Unfortunately the Obama administration is now taking steps threatening the ability for small businesses to provide their employees with this vital resource. If the administration gets its way, many more employees will not have a retirement plan at work and will have to save on their own by either paying unreasonable fees or getting their retirement advice online without one-on-one assistance. Experts estimate Americans stand to lose $80 billion in retirement savings annually due to the rule.
The United States Department of Labor’s new regulation, known as the “fiduciary standard,” would leave many unable to save for retirement at all. It would prohibit any business with fewer than 100 employees from receiving investment information about its retirement plan options. In doing so, it would render small businesses like the pharmacies I owned unable to help their employees plan and save for retirement.
Middle class families would be hit the hardest by this “fiduciary standard.” By treating local financial representatives as fiduciaries, the proposed more than 400-page regulation would expand the Department of Labor’s overly-burdensome and complex pension rules to cover Individual Retirement Accounts (IRAs) used by most middle class savers. The rule change ignores the fact that these accounts are already heavily regulated by existing securities laws.
By far the scariest consequence of the DOL regulation is how it would curtail access to retirement education for middle class savers and potential savers who would benefit most from one-on-one advice. The regulation limits them to “managed accounts” where financial services firms charge a fee, usually around one percent, based on an account’s assets under management. Buy and hold or long-term savers would pay significantly more over the long run if charged an annual asset-based fee.
Moreover, the minimum balance required for managed accounts at most firms is at least $25,000 if not much, much more. That would cut off as many as 20 million Americans whose accounts do not reach that threshold from receiving face-to-face retirement advice.
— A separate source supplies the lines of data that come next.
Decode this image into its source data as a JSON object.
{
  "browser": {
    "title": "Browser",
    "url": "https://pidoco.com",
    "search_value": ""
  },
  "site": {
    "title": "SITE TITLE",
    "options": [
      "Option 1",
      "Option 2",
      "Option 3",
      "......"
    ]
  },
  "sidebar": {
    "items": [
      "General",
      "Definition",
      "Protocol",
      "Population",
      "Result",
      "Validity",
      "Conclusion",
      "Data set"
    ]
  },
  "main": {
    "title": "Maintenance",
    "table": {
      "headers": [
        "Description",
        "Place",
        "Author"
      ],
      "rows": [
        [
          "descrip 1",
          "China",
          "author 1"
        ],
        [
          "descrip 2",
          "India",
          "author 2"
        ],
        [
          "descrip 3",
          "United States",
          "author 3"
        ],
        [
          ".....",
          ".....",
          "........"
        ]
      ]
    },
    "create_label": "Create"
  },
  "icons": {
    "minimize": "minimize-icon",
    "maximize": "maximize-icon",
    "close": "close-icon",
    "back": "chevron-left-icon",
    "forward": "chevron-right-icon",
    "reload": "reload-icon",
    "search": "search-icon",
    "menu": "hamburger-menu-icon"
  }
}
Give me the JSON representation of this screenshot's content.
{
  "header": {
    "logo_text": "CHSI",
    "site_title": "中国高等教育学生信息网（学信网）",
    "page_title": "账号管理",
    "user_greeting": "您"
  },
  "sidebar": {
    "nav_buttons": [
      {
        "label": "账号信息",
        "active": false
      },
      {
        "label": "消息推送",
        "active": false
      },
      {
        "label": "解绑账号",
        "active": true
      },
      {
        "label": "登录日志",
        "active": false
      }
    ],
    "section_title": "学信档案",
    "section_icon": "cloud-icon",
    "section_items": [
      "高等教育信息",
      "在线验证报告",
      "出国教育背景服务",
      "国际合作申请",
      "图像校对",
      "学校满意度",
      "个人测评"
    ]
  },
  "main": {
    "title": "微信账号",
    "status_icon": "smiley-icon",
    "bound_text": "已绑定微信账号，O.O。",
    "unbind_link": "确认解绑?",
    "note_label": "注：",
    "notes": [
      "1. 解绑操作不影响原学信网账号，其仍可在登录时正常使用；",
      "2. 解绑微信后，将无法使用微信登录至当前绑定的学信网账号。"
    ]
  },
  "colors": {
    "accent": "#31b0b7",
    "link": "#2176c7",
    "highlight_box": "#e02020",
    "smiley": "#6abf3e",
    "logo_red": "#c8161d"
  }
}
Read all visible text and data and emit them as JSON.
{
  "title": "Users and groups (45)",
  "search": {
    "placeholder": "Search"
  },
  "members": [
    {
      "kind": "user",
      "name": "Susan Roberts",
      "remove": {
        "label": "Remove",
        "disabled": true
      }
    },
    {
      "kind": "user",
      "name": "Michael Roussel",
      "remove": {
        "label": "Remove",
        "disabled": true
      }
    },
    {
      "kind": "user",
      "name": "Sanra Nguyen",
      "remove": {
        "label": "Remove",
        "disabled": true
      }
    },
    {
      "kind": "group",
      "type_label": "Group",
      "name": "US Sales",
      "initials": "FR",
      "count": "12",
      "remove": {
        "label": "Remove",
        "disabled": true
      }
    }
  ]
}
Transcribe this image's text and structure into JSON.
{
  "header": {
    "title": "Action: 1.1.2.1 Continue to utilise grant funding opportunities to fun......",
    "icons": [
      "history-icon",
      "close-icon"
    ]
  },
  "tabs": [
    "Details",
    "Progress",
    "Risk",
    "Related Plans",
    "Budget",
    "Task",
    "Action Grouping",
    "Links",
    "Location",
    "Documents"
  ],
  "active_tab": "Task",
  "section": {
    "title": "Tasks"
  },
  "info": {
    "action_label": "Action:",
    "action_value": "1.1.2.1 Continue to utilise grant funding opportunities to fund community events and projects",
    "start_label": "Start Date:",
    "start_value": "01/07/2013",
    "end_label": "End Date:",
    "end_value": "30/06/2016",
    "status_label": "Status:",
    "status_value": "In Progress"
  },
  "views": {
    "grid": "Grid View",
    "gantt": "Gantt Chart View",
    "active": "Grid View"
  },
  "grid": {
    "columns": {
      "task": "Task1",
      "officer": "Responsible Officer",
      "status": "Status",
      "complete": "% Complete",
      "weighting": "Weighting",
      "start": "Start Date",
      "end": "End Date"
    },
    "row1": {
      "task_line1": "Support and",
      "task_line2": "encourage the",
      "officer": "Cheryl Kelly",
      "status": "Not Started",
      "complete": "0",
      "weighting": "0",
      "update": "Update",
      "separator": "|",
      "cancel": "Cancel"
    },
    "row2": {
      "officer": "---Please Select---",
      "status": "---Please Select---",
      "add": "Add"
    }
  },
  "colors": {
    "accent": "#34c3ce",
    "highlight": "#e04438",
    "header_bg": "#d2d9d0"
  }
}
This misguided change would severely restrict access to information and education about retirement options for those already struggling to save. Those with less than $25,000 to save and invest, would likely be forced to pay an hourly fee of $250-$500 for retirement advice, search blindly for advice on the Internet, or forgo saving at all.
Anyone who thinks the average middle class saver – who has less than $250 per month to save for retirement – is going to shell out $250 an hour or more for someone to give them retirement advice is out of their minds. And if you think getting sound retirement advice online is easy, just Google it and see the many ads that overtake your screen.
This is a classic case of federal government stepping in the way of a Main Street success story with a “Washington bureaucrats know best” mentality. Having had the privilege of helping my employees at the pharmacies save for their retirement, I know what cutting off this resource could mean for them and their families.
Like many small business owners, I consider my employees part of my family. That’s why I am so committed to working with Chairman John Kline (R-Minn.) and the House Education and the Workforce Committee to block this rule change so they – and millions of working Americans like them – aren’t left in the dark when it comes to retirement savings.